Any unclaimed contributions will be forfeited and cannot be paid back to the employee.
2. Credit for Dependent and Child Care Expenses from Dependent Care Benefits
To qualify for the child and dependent care credit, taxpayers must have paid for the care of a qualifying kid, partner, or dependent while they worked or actively sought employment.
Specifics about the tax credit for childcare expenses, such as who is qualified to claim it, when, how much, and on what forms, are all available on the IRS's dedicated webpage.
The tax credit (as opposed to a deduction) decreases taxable income by the same amount.
3. Paid Time Off For Dependent Care Benefits
Increasing numbers of companies are providing their employees with paid time off for family reasons. Medical leave in Hawaii is covered by short-term disability insurance.
According to The Family and Medical Leave Act (FMLA), most workers are allowed to enjoy as much as 12 weeks of unpaid leave every year to care for their immediate family's very ill or wounded members.
When It Comes to Dependent Care Benefits, What Sorts of Costs Can Be Reimbursed and What Are Not?
Services provided to a dependent while the employee (and spouse, if married) were at work or actively seeking employment are considered eligible dependent care services. Services are essential for the worker (and spouse, if applicable) to make a living.

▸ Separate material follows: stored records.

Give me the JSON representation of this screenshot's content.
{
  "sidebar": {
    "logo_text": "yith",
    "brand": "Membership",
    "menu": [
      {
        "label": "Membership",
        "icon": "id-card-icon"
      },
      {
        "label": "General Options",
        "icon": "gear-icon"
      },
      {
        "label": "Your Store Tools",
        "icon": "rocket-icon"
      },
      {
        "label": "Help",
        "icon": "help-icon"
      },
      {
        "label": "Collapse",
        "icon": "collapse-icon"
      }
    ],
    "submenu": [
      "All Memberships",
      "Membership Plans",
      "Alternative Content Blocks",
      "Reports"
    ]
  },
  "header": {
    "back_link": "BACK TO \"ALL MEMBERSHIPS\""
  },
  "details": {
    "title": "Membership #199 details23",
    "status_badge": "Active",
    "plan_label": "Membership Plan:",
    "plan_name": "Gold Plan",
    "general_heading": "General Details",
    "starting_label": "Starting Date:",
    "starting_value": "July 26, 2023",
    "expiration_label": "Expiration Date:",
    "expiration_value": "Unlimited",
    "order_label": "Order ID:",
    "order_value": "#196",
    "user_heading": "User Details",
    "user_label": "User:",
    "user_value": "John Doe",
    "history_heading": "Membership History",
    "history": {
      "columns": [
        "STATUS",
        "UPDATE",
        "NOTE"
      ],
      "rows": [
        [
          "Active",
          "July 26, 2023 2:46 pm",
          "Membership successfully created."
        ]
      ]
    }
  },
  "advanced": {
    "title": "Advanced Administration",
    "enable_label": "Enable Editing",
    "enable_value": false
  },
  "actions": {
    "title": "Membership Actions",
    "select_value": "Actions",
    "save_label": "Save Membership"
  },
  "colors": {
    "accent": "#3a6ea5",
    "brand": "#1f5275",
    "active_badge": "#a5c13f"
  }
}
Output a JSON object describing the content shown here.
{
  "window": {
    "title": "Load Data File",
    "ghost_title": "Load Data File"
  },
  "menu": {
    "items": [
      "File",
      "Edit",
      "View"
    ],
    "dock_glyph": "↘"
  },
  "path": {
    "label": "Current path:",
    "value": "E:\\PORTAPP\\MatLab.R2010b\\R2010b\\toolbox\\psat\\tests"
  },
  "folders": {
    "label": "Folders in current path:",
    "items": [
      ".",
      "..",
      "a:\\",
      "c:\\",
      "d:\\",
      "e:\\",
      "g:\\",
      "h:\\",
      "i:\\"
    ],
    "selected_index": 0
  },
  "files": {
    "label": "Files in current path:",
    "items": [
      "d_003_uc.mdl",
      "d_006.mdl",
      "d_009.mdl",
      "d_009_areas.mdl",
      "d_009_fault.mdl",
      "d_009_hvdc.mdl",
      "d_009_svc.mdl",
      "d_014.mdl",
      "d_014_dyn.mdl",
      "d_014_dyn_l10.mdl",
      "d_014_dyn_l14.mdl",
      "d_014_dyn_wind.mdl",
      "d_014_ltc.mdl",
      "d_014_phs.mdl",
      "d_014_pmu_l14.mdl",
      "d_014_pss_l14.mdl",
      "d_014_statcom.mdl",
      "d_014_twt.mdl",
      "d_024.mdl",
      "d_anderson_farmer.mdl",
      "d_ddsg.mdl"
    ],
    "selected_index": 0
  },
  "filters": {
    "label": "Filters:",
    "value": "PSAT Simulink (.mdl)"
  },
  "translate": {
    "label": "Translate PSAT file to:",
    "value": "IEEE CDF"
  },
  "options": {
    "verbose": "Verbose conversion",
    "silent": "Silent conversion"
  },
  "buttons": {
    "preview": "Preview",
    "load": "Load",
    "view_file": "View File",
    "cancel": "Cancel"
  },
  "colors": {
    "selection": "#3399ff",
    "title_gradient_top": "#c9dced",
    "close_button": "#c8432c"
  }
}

The following costs are eligible for reimbursement:
Domestic help: nannies, babysitters, au pairs (to care for the dependent while parents are at work and not housekeeping or child support payments)
Nursing a sick kid
During the summer, children can attend day camps (not music or sports lessons)
Preschool and after-school programs
Help for a family member or other dependent who is disabled
Access to and from a medically necessary child or dependent care
Dependent care registration costs
Anyone less than 13 years old, or the employee's spouse, parents, or any adult who resides with the employee who is physically or mentally disabled and unable to care for themselves, is considered dependent.
2. Not Eligible
As indicated above, services provided to a dependent child or other family members must be required for the employee (and spouse, if married) to be able to work and earn a living. Here are some instances of costs that cannot be reimbursed:
Educational activities and materials intended to supplement or improve the core curriculum